With the venture funded, Munder concentrated on developing a product that would translate, in real-time, ASL to spoken English; the goal was to have a minimum viable product by the end of 2020 and begin beta testing in early 2021. This was a very complex undertaking for a variety of reasons, not the least of which was the unique nature of ASL. Munder explained:

It’s a different language and, similar to other spoken foreign languages, has its own syntax, structure, and grammar. Part of that structure and grammar includes facial expression and body movements. English can be written, whereas American Sign Language, it’s difficult to find a word-to-word translation in English because signing includes the facial expression, the body movement and abbreviations.

Munder’s long-term vision was to create translation software that would work on a mobile phone, but the shorter-term goal was a separate physical device. He explained:

We’re creating a small device with two displays—one display for the signing Deaf person and another for the English-speaking, hearing person. The Deaf user signs to the camera, the camera records their signing and translates it to the other display for the hearing person to be able to read and hear.

We received feedback from different customers about the size of the display, the accuracy of the interpretation, something that they feel like they can be able to trust. Deaf people want to make sure that they can see what’s being translated. So as they sign, their display shows how it is translated into English, so they can confirm the accuracy. It is important this happens in real-time, so they can carry on a conversation without delay. That’s our vision.

The six-member team was collecting data from individual ASL signers and developing an AI-based translation system using a 3D transformer model. “We’re in the process of hiring a computer vision engineer and a senior software engineer,” said Munder. “We have our core team who have been together since the beginning of this project, but plan to add more team members to move faster.” If the MVP proved successful, they would continue to mature the technology and eventually diversify into different domains. Munder hoped the product could one day help prevent young Deaf people from suffering language deprivation and, through partnerships with universities and corporations, help Deaf individuals succeed in education and the workplace. He was passionately determined to succeed. As he explained:

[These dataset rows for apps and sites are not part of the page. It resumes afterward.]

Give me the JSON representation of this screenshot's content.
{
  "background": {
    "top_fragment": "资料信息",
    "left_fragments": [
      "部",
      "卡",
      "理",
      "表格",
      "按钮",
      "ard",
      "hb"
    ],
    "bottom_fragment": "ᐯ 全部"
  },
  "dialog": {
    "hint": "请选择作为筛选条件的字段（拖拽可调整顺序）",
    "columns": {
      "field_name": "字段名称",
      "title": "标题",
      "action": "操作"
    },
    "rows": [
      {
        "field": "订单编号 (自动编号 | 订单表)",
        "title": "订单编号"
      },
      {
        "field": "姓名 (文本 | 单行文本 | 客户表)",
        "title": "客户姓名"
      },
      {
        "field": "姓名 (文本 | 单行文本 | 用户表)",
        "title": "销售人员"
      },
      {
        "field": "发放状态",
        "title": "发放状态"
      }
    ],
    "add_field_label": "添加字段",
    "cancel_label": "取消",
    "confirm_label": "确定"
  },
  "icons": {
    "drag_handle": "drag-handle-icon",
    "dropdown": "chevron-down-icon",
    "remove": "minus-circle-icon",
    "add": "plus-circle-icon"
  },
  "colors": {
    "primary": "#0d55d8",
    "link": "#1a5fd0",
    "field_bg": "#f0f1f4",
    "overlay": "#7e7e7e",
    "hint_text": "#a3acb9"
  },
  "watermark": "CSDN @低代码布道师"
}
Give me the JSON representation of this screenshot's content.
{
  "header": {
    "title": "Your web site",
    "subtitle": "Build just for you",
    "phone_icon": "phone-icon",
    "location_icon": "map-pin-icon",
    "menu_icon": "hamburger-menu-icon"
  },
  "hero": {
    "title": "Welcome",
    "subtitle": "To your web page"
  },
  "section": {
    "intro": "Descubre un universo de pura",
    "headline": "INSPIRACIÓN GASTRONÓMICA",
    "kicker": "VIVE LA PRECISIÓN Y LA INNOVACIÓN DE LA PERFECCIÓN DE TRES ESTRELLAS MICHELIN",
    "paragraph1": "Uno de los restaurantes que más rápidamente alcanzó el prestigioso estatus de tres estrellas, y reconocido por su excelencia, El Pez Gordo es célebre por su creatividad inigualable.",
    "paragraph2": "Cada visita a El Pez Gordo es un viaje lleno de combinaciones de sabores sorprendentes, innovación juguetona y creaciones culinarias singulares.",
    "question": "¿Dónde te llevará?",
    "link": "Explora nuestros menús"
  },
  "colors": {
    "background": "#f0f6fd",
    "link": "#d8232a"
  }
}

Personally, I want to see every Deaf person who primarly communicates in ASL have access to our product. I know the frustration Deaf individuals have of feeling passed over because of their need for interpreters. They feel unimportant, that they need to adapt to the hearing world or be “fixed” instead of being appreciated for their culture, language, and unique perspectives. I’d really love for them use this device to bridge the gap between these two worlds, Deaf and hearing, so they can be understood and understand others. For me, it’s just opening up a world of experiences for the Deaf and a chance for them to share their world. I want every Deaf person to feel included and confident in all situations they have with hearing people.

That said, Munder also saw possibilities for the product beyond the Deaf world. He noted, “There are so many adjacent markets out there that could benefit from this technology. I really want to aggressively pursue these as well.” But, said Munder, when he shared this enthusiasm with Ben Moshe, “He said, ‘Great. For new ideas, reapply. Come back into the incubator again with these better ideas for these adjacent markets, but make this work first.’”

Picture of Charles O’Reilly and Sheila Melvin
Charles O’Reilly and Sheila Melvin

Excerpt from a white paper published by Stanford Graduate School of Business

View more posts where our work has been featured
Share this post